- Place lemon and ginger slices in your mug.
- Pour boiling water over the fruit and roots and let steep for at least 5 minutes.
- Once the water has cooled slightly, stir in the honey - letting the water cool first will preserve the honey’s nutritional benefits.
- Remove the lemon and ginger slices with a spoon or leave in your mug to enjoy the beauty!
- Get cozy with a blanket, feel the hygge as you sip, and enjoy!
Be sure to check out the our first educational video, Episode #1 Apples, if you haven’t already! Our next episode is coming out very soon, featuring Winter Squash and Abenaki traditional foods. Sign up for our newsletter to stay up to date on our new episodes.
Farmer Fae has the Farm at South Village all tidied up for the winter ahead. Although there is not much growing this time of year, the farm is still a beautiful space to take a walk in the fresh air. Come stop by and see what there is to explore! We hope to see you there.
Till next month, Nourish to Flourish!
Lauren Jones, Common Roots - Farm to School Educator
Attendance on Wed. is taking during Morning Meeting on Zoom
Elementary School Attendance
We wanted to make families aware that morning meeting in the three elementary schools is when we will be taking attendance (Wednesdays). We believe it is important to make these zoom connections with students as we continue to work in the Covid period. The main focus is to connect with students and their other classmates for our cohesion and connections.
No Additional (Friends) Riding Buses At This Time
When your student has an illness symptom:
When your student has an illness symptom:
Yes, even a runny nose or complaints of a sore throat constitute staying home for 24 hours and returning only with symptom improvement or resolution. Please follow the Health Department's fact sheet: Information for Families: Return to School Following Illness* when deciding about whether to keep your student home or send to school.
We continue to connect with families, whose student is home with a reported illness, to help navigate next steps and determine when to return to school safely.

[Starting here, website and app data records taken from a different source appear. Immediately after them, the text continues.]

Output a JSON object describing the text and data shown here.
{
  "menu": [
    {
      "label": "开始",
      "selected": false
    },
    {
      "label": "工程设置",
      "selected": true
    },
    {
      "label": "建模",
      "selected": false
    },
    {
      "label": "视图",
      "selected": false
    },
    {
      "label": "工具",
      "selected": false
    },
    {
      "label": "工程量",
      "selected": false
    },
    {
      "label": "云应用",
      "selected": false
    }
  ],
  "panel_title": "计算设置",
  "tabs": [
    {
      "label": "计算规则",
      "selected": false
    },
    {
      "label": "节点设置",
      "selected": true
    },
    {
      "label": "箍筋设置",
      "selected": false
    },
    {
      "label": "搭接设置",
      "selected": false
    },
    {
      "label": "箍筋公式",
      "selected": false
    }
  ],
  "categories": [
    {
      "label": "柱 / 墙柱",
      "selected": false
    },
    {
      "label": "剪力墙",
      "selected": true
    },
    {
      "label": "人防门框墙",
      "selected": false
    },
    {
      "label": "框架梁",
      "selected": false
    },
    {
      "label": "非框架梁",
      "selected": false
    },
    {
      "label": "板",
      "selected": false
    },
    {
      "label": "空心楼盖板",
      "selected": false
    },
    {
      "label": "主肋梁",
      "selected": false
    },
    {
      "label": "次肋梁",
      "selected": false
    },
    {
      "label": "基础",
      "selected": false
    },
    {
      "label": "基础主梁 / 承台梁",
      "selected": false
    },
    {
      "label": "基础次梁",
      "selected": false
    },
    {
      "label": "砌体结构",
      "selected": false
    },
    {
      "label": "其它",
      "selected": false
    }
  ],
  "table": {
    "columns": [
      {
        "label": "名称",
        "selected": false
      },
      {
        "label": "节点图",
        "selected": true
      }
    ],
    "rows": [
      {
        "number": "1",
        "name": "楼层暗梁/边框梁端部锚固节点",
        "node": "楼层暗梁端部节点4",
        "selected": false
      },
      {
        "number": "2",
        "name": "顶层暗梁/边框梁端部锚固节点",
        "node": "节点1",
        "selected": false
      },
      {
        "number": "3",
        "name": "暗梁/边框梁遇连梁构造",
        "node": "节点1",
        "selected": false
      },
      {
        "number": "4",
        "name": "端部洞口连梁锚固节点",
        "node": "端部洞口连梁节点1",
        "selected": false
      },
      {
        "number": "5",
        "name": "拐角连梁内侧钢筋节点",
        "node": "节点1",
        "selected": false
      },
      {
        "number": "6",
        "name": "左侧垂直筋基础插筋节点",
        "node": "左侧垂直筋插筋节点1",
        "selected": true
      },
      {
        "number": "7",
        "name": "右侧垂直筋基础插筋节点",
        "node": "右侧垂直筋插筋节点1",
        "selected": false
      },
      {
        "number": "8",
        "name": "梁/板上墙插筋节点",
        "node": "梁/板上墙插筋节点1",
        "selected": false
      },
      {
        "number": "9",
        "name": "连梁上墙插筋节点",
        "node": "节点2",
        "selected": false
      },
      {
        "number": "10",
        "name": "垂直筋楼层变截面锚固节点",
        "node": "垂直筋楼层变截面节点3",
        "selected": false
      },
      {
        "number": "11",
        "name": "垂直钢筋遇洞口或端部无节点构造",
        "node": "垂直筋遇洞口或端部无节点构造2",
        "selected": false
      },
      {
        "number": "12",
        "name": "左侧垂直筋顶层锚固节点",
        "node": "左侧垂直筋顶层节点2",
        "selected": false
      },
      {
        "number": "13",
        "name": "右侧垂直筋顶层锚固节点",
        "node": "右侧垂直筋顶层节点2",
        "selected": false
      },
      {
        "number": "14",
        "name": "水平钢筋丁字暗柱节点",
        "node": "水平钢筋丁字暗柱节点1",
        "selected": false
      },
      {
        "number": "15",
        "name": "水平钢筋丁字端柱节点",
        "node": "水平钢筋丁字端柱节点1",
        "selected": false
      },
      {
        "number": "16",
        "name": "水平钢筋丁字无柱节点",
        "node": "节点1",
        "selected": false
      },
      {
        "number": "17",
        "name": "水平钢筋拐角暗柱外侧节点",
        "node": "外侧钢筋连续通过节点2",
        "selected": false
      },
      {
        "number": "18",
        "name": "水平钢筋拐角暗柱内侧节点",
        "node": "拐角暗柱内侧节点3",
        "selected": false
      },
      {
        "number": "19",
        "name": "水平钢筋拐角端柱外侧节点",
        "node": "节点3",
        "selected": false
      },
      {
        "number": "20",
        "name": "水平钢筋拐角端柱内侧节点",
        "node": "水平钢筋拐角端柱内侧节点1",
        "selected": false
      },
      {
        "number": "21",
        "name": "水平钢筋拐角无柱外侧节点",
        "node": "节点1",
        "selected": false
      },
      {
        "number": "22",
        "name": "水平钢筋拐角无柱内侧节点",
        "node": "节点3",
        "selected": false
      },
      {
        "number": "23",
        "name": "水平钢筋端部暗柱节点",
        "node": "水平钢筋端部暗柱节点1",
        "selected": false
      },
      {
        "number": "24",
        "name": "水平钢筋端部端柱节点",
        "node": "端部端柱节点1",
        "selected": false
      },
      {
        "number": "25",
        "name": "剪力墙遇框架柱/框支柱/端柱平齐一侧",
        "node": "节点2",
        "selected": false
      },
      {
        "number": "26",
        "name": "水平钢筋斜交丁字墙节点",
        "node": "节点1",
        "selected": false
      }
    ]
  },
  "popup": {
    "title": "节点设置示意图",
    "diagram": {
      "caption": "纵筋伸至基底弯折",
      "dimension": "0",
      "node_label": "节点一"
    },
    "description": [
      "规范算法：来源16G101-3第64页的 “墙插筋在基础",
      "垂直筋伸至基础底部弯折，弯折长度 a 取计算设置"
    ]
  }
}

Thank you again, for your patience and follow-through. We know this is not an easy time for families as we continue to ask for your support in striving to keep our community safe.
*Click here for translations.